- Europeans come in to Africa with luxurious goods, watches, jewelry, etc.
- In exchange, slaves were bought from Africa and transported to the Americas.
- Rum, coffee, sugar, etc. were brought back to Europeans (and of course, grown and produced by African slaves).
With a seemingly viable profit, the triangular trades went on in a circular fashion, for several centuries until the mid-19th century. However, 1650, ~150 years since the beginning of the triangular trades, the slave trades began to boom from 1650 to the mid-18th century. In consecutive events, the trading of African slaves were banned since the end of 18th century, and all the way along to the mid-19th century.
- 1792, Denmark.
- 1807, The United States of America.
- 1808, Great Britain.
- 1814, Netherlands.
- 1848, France.
Who were the shippers?
Slave trading companies were usually funded by major corporations, with the blessing of the government - providing conveniences in questions involving finances.
Recent researches made it simpler for digitizing slave trading records, the concept of "Trade of Death" seemed ever more prevalent: from horrible ship and transport environment, and of course, diseases infested from these conditions - nearly as much died during the Middle Passage and initial transportation as the amount successfully reached the Americas. In the interior of Africa, a commerce developed in people - who were destined to become chattel slaves - and carry on with the old concept of enslaving captives, refugees, and destitutes - were sold into the Atlantic Slave Trade.
Nobody from the inland knew the destination of the slaves sold, and never did they know about the condition and suffering on the Middle Passage - including most of those those trading the slaves from the inland to the coastal regions - granted, those with extensive interaction with sea captains would have known from their conversations. And consequently, no one would have known about the lives after they reached the destination, and their short lifespan in their brutal labour regimes.
Where in the Americas did the slaves end up?
Of all those sold to the New World, "only" ~500,000 ended up at ports of the United States, nearly ten times as much went to the Carribean islands, and many more countries in South America (the list below is approximated):

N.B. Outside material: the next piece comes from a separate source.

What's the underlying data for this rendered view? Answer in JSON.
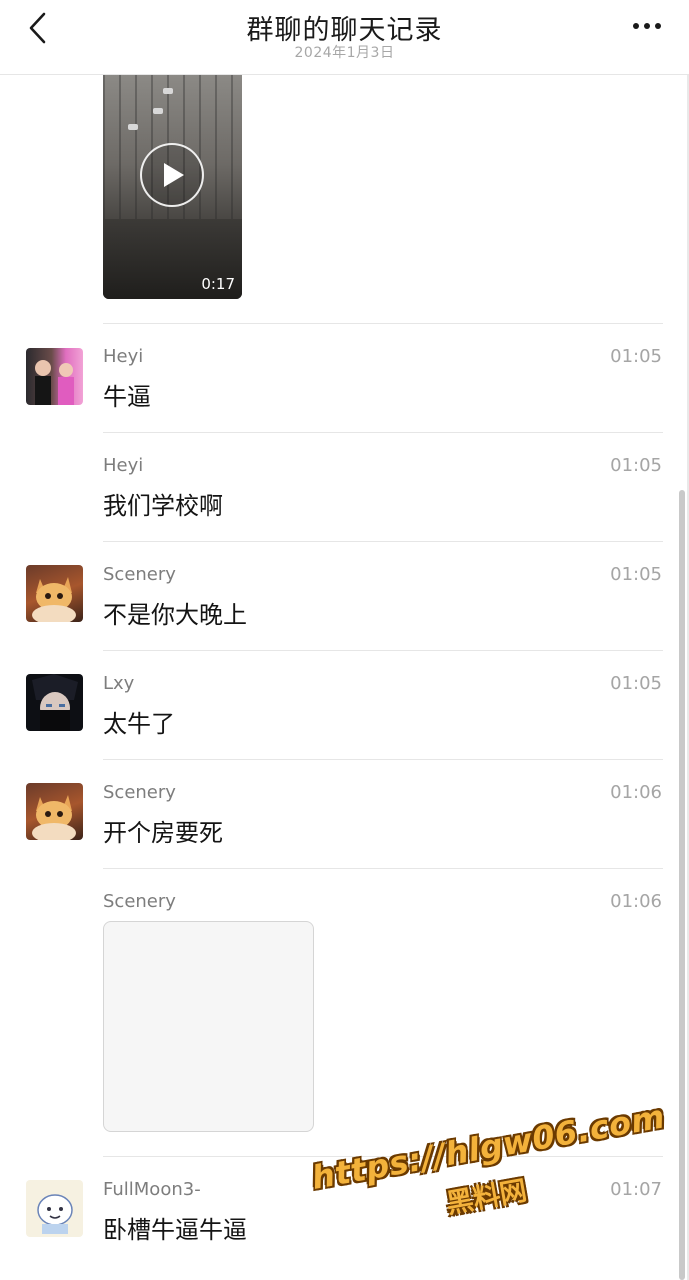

- 45% ended up in Brazil.
- 40% ended up in the Carribean islands.
- 12% ended up in South American countries.
- 3% ended up in the United States of America.
What if the Atlantic Slave Trades never happened?

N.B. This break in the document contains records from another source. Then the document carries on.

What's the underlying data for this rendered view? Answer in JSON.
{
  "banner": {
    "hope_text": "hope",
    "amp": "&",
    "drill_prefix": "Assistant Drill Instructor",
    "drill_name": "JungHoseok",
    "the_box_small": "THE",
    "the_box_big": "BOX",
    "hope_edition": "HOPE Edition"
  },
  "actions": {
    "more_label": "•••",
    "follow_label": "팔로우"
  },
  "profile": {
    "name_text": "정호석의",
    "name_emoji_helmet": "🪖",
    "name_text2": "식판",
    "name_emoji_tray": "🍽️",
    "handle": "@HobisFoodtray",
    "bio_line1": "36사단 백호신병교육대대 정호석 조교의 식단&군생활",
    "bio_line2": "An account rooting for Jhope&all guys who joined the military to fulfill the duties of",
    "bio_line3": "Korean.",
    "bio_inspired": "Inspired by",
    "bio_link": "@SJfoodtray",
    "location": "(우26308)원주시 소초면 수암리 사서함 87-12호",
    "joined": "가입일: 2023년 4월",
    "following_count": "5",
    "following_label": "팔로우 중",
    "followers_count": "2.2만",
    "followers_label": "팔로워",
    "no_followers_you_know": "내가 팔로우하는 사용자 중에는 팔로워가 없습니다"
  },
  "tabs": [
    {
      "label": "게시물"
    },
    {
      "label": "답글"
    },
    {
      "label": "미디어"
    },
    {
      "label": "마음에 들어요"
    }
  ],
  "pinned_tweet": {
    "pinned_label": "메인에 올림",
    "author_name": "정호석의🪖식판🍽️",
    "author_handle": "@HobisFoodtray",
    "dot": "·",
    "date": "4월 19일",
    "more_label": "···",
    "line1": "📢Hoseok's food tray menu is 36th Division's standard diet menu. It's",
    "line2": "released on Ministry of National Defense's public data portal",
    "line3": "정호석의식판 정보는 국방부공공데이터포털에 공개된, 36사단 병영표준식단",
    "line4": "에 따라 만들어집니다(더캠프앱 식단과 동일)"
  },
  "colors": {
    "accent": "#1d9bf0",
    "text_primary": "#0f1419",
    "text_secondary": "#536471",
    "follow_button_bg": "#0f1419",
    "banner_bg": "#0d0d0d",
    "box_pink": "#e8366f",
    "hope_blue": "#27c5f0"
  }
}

While it is widely argued that the population lost in the Atlantic Slave Trades, the ~25 millions sent off or died during transport was merely a fraction of the population in Africa. Another theory used to support this assertion is that the economic tension led to increased violence and warfare in Africa - and those otherwise would not have been waged.
Another idea suggests that the lucrative feature of the slave trades shifted popular ideas of economics in Africa - many chose to get into slave trading businesses. And going back to the idea of warfare, the economical potential led to a shift in goods exchange to Africa - demand of firearms skyrocketed as people involved wished for higher chances in victories, which brings more slave supplies.

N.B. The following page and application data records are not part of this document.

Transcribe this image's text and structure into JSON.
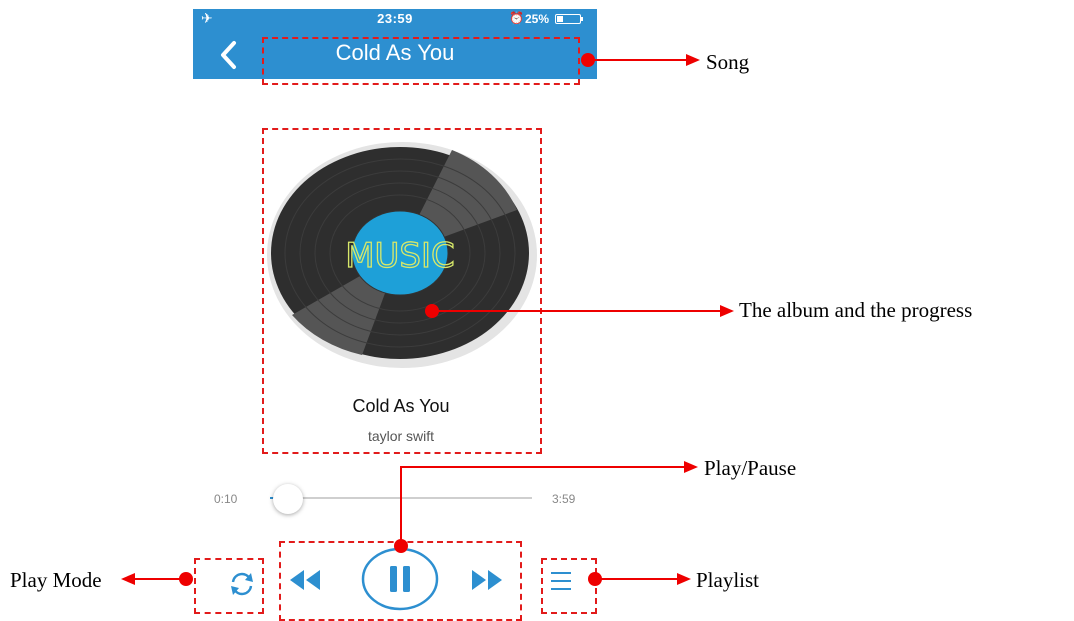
{
  "status_bar": {
    "airplane_icon": "airplane-icon",
    "time": "23:59",
    "alarm_icon": "alarm-icon",
    "battery_percent": "25%",
    "battery_level": 0.25
  },
  "nav": {
    "back_icon": "chevron-left-icon",
    "title": "Cold As You"
  },
  "album": {
    "art_text": "MUSIC",
    "song_title": "Cold As You",
    "artist": "taylor swift"
  },
  "progress": {
    "elapsed": "0:10",
    "total": "3:59",
    "fraction": 0.04
  },
  "controls": {
    "play_mode_icon": "repeat-icon",
    "previous_icon": "rewind-icon",
    "play_pause_icon": "pause-icon",
    "next_icon": "fast-forward-icon",
    "playlist_icon": "list-icon"
  },
  "annotations": {
    "song": "Song",
    "album_progress": "The  album  and  the  progress",
    "play_pause": "Play/Pause",
    "play_mode": "Play Mode",
    "playlist": "Playlist"
  },
  "colors": {
    "accent": "#2d8fd0",
    "annotation_red": "#e21b1b",
    "record_dark": "#2e2e2e",
    "record_label": "#1ea0d8",
    "label_text": "#d7e86a"
  }
}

The slave trades also led to distrust in governments in the regions, which is nonetheless an interesting point.
Demographics of slaves in the Atlantic Slave Trades
Unlike the African slave trades involving domestic slavery, the Atlantic Slave Trades mainly favoured male slaves - resulting in great loss in strong male population in Africa.
Shifting in geographical power distribution
With the development of Euro-centric slave trades, those involved in coastal tradings of chattel slaves, the centers of power tended to shift down to the western/Atlantic coast of the Africa continent.